YOUR OBJECTIVE: Search the data for "Yuvası" and copy every matching line.

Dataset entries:
※ ※ ※

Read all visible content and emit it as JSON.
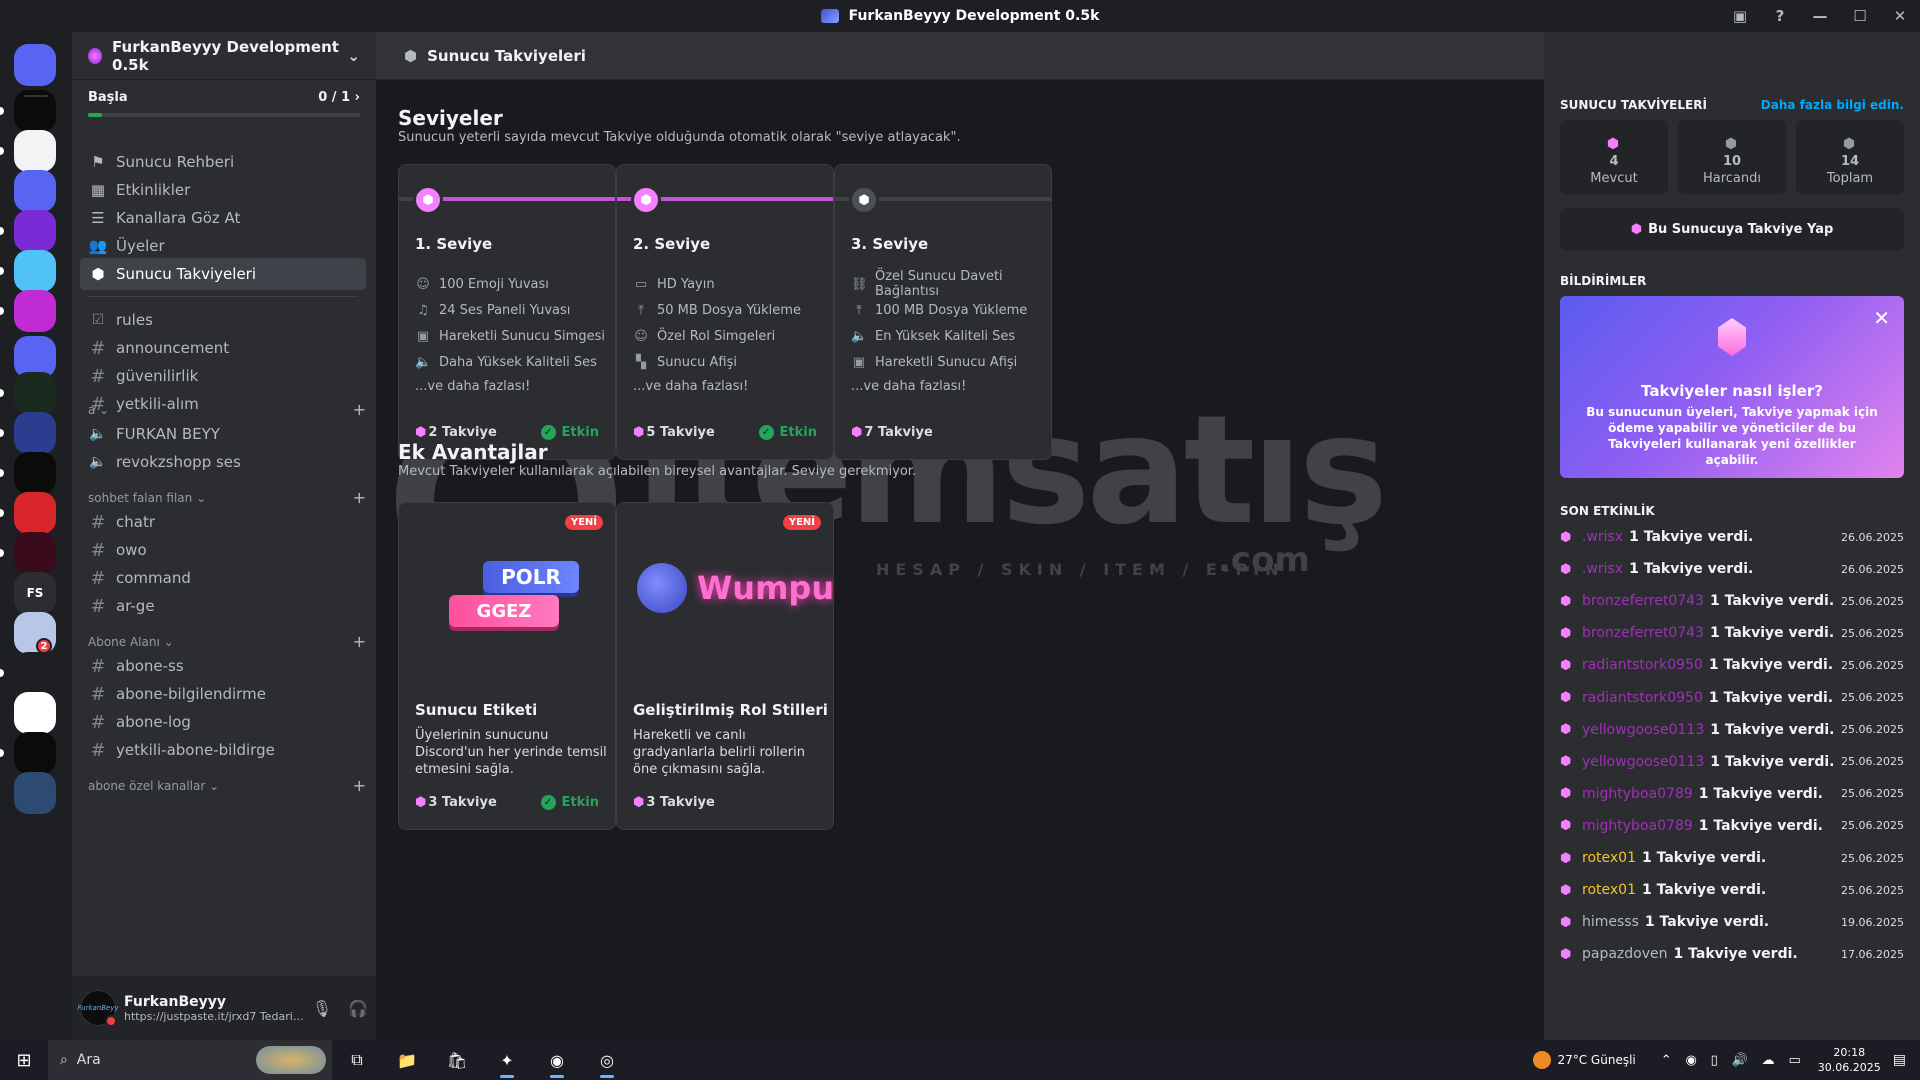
{
  "window": {
    "title": "FurkanBeyyy Development 0.5k"
  },
  "titlebar_icons": [
    "inbox-icon",
    "help-icon",
    "minimize-icon",
    "maximize-icon",
    "close-icon"
  ],
  "guilds": [
    {
      "label": "",
      "color": "#5865f2"
    },
    {
      "label": "",
      "color": "#0b0b0b"
    },
    {
      "label": "",
      "color": "#f2f3f5"
    },
    {
      "label": "",
      "color": "#5865f2"
    },
    {
      "label": "",
      "color": "#7a2bd6"
    },
    {
      "label": "",
      "color": "#4fc3f7"
    },
    {
      "label": "",
      "color": "#c02bd6"
    },
    {
      "label": "",
      "color": "#5865f2"
    },
    {
      "label": "",
      "color": "#1b2a1e"
    },
    {
      "label": "",
      "color": "#2a3d8f"
    },
    {
      "label": "",
      "color": "#0b0b0b"
    },
    {
      "label": "",
      "color": "#d8262b"
    },
    {
      "label": "",
      "color": "#3a0b1a"
    },
    {
      "label": "FS",
      "color": "#2b2d31"
    },
    {
      "label": "",
      "color": "#b8c7e8",
      "badge": "2"
    },
    {
      "label": "",
      "color": "#1e1f22"
    },
    {
      "label": "",
      "color": "#ffffff"
    },
    {
      "label": "",
      "color": "#0b0b0b"
    },
    {
      "label": "",
      "color": "#2c4a72"
    }
  ],
  "server": {
    "name": "FurkanBeyyy Development 0.5k",
    "basla": {
      "label": "Başla",
      "progress_text": "0 / 1",
      "progress": 0.05
    }
  },
  "nav": [
    {
      "label": "Sunucu Rehberi",
      "icon": "signpost-icon"
    },
    {
      "label": "Etkinlikler",
      "icon": "calendar-icon"
    },
    {
      "label": "Kanallara Göz At",
      "icon": "browse-channels-icon"
    },
    {
      "label": "Üyeler",
      "icon": "members-icon"
    },
    {
      "label": "Sunucu Takviyeleri",
      "icon": "boost-icon",
      "active": true
    }
  ],
  "channels": {
    "top": [
      "rules",
      "announcement",
      "güvenilirlik",
      "yetkili-alım"
    ],
    "cat_a": {
      "name": "a",
      "items": [
        "FURKAN BEYY",
        "revokzshopp ses"
      ]
    },
    "cat_sohbet": {
      "name": "sohbet falan filan",
      "items": [
        "chatr",
        "owo",
        "command",
        "ar-ge"
      ]
    },
    "cat_abone": {
      "name": "Abone Alanı",
      "items": [
        "abone-ss",
        "abone-bilgilendirme",
        "abone-log",
        "yetkili-abone-bildirge"
      ]
    },
    "cat_ozel": {
      "name": "abone özel kanallar"
    }
  },
  "user": {
    "name": "FurkanBeyyy",
    "status": "https://justpaste.it/jrxd7 Tedarik ...",
    "avatar_text": "FurkanBeyy"
  },
  "main": {
    "header": "Sunucu Takviyeleri",
    "levels_title": "Seviyeler",
    "levels_sub": "Sunucun yeterli sayıda mevcut Takviye olduğunda otomatik olarak \"seviye atlayacak\".",
    "tiers": [
      {
        "title": "1. Seviye",
        "perks": [
          "100 Emoji Yuvası",
          "24 Ses Paneli Yuvası",
          "Hareketli Sunucu Simgesi",
          "Daha Yüksek Kaliteli Ses"
        ],
        "more": "...ve daha fazlası!",
        "cost": "2 Takviye",
        "active": "Etkin",
        "fill": 1.0
      },
      {
        "title": "2. Seviye",
        "perks": [
          "HD Yayın",
          "50 MB Dosya Yükleme",
          "Özel Rol Simgeleri",
          "Sunucu Afişi"
        ],
        "more": "...ve daha fazlası!",
        "cost": "5 Takviye",
        "active": "Etkin",
        "fill": 1.0
      },
      {
        "title": "3. Seviye",
        "perks": [
          "Özel Sunucu Daveti Bağlantısı",
          "100 MB Dosya Yükleme",
          "En Yüksek Kaliteli Ses",
          "Hareketli Sunucu Afişi"
        ],
        "more": "...ve daha fazlası!",
        "cost": "7 Takviye",
        "active": "",
        "fill": 0.0
      }
    ],
    "extras_title": "Ek Avantajlar",
    "extras_sub": "Mevcut Takviyeler kullanılarak açılabilen bireysel avantajlar. Seviye gerekmiyor.",
    "extras": [
      {
        "title": "Sunucu Etiketi",
        "desc": "Üyelerinin sunucunu Discord'un her yerinde temsil etmesini sağla.",
        "cost": "3 Takviye",
        "active": "Etkin",
        "badge": "YENİ",
        "art1": "POLR",
        "art2": "GGEZ"
      },
      {
        "title": "Geliştirilmiş Rol Stilleri",
        "desc": "Hareketli ve canlı gradyanlarla belirli rollerin öne çıkmasını sağla.",
        "cost": "3 Takviye",
        "active": "",
        "badge": "YENİ",
        "art1": "Wumpus"
      }
    ],
    "watermark": {
      "word": "itemsatış",
      "tagline": "HESAP / SKIN / ITEM / E-PIN",
      "domain": ".com"
    }
  },
  "right": {
    "title": "SUNUCU TAKVİYELERİ",
    "link": "Daha fazla bilgi edin.",
    "stats": [
      {
        "value": "4",
        "label": "Mevcut",
        "pink": true
      },
      {
        "value": "10",
        "label": "Harcandı",
        "pink": false
      },
      {
        "value": "14",
        "label": "Toplam",
        "pink": false
      }
    ],
    "boost_button": "Bu Sunucuya Takviye Yap",
    "notif_title": "BİLDİRİMLER",
    "notif": {
      "heading": "Takviyeler nasıl işler?",
      "body": "Bu sunucunun üyeleri, Takviye yapmak için ödeme yapabilir ve yöneticiler de bu Takviyeleri kullanarak yeni özellikler açabilir."
    },
    "activity_title": "SON ETKİNLİK",
    "activity": [
      {
        "user": ".wrisx",
        "action": "1 Takviye verdi.",
        "date": "26.06.2025",
        "color": "#a12fb8"
      },
      {
        "user": ".wrisx",
        "action": "1 Takviye verdi.",
        "date": "26.06.2025",
        "color": "#a12fb8"
      },
      {
        "user": "bronzeferret0743",
        "action": "1 Takviye verdi.",
        "date": "25.06.2025",
        "color": "#a12fb8"
      },
      {
        "user": "bronzeferret0743",
        "action": "1 Takviye verdi.",
        "date": "25.06.2025",
        "color": "#a12fb8"
      },
      {
        "user": "radiantstork0950",
        "action": "1 Takviye verdi.",
        "date": "25.06.2025",
        "color": "#a12fb8"
      },
      {
        "user": "radiantstork0950",
        "action": "1 Takviye verdi.",
        "date": "25.06.2025",
        "color": "#a12fb8"
      },
      {
        "user": "yellowgoose0113",
        "action": "1 Takviye verdi.",
        "date": "25.06.2025",
        "color": "#a12fb8"
      },
      {
        "user": "yellowgoose0113",
        "action": "1 Takviye verdi.",
        "date": "25.06.2025",
        "color": "#a12fb8"
      },
      {
        "user": "mightyboa0789",
        "action": "1 Takviye verdi.",
        "date": "25.06.2025",
        "color": "#a12fb8"
      },
      {
        "user": "mightyboa0789",
        "action": "1 Takviye verdi.",
        "date": "25.06.2025",
        "color": "#a12fb8"
      },
      {
        "user": "rotex01",
        "action": "1 Takviye verdi.",
        "date": "25.06.2025",
        "color": "#f0c330"
      },
      {
        "user": "rotex01",
        "action": "1 Takviye verdi.",
        "date": "25.06.2025",
        "color": "#f0c330"
      },
      {
        "user": "himesss",
        "action": "1 Takviye verdi.",
        "date": "19.06.2025",
        "color": "#b5bac1"
      },
      {
        "user": "papazdoven",
        "action": "1 Takviye verdi.",
        "date": "17.06.2025",
        "color": "#b5bac1"
      }
    ]
  },
  "taskbar": {
    "search": "Ara",
    "weather": "27°C  Güneşli",
    "time": "20:18",
    "date": "30.06.2025"
  }
}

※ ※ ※

TASK SOLUTION:
          "100 Emoji Yuvası",
          "24 Ses Paneli Yuvası",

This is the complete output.